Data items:

──────────────────────────────

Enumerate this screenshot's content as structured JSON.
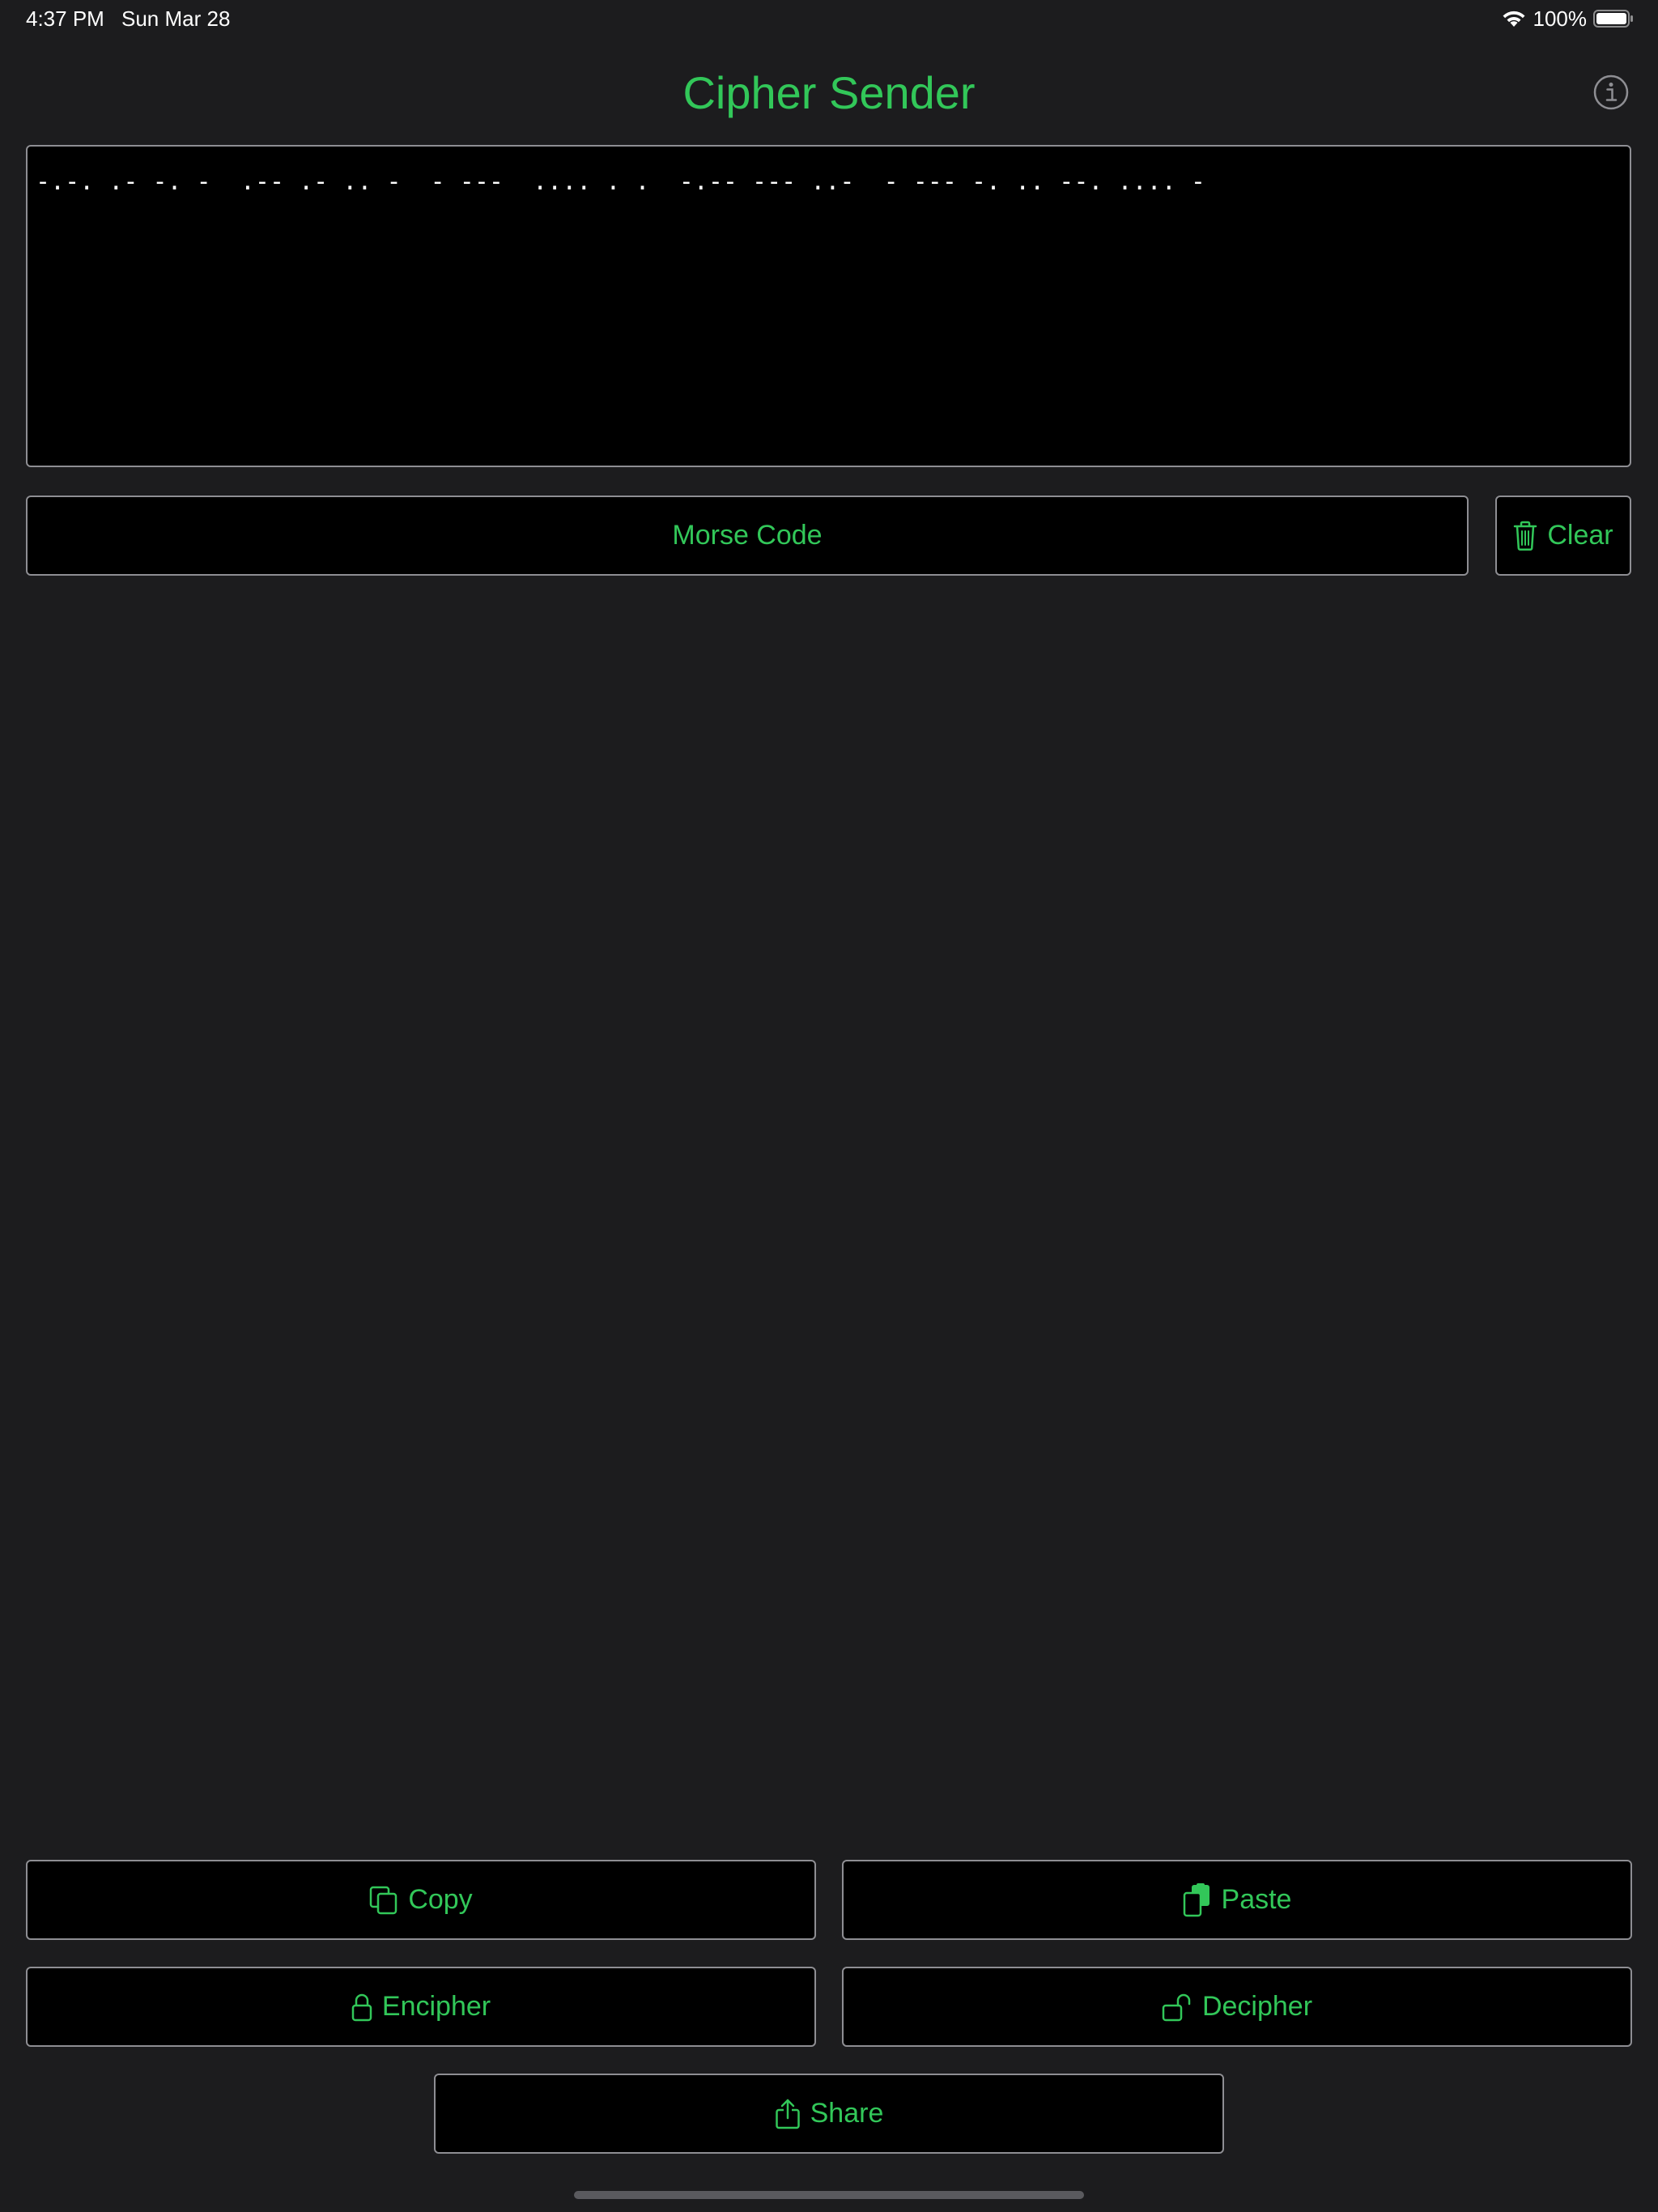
{
  "status_bar": {
    "time": "4:37 PM",
    "date": "Sun Mar 28",
    "battery": "100%"
  },
  "header": {
    "title": "Cipher Sender",
    "info_icon": "info-circle-icon"
  },
  "editor": {
    "text": "-.-. .- -. -  .-- .- .. -  - ---  .... . .  -.-- --- ..-  - --- -. .. --. .... -"
  },
  "cipher_select": {
    "label": "Morse Code"
  },
  "clear_button": {
    "label": "Clear",
    "icon": "trash-icon"
  },
  "actions": {
    "copy": {
      "label": "Copy",
      "icon": "copy-icon"
    },
    "paste": {
      "label": "Paste",
      "icon": "paste-icon"
    },
    "encipher": {
      "label": "Encipher",
      "icon": "lock-icon"
    },
    "decipher": {
      "label": "Decipher",
      "icon": "unlock-icon"
    },
    "share": {
      "label": "Share",
      "icon": "share-icon"
    }
  },
  "colors": {
    "accent": "#32c759",
    "background": "#1c1c1e",
    "field": "#000000",
    "border": "#8e8e93"
  }
}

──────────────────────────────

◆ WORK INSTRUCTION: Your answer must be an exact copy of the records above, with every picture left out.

◆ ANSWER TO THIS PROBLEM:
Enumerate this screenshot's content as structured JSON.
{
  "status_bar": {
    "time": "4:37 PM",
    "date": "Sun Mar 28",
    "battery": "100%"
  },
  "header": {
    "title": "Cipher Sender",
    "info_icon": "info-circle-icon"
  },
  "editor": {
    "text": "-.-. .- -. -  .-- .- .. -  - ---  .... . .  -.-- --- ..-  - --- -. .. --. .... -"
  },
  "cipher_select": {
    "label": "Morse Code"
  },
  "clear_button": {
    "label": "Clear",
    "icon": "trash-icon"
  },
  "actions": {
    "copy": {
      "label": "Copy",
      "icon": "copy-icon"
    },
    "paste": {
      "label": "Paste",
      "icon": "paste-icon"
    },
    "encipher": {
      "label": "Encipher",
      "icon": "lock-icon"
    },
    "decipher": {
      "label": "Decipher",
      "icon": "unlock-icon"
    },
    "share": {
      "label": "Share",
      "icon": "share-icon"
    }
  },
  "colors": {
    "accent": "#32c759",
    "background": "#1c1c1e",
    "field": "#000000",
    "border": "#8e8e93"
  }
}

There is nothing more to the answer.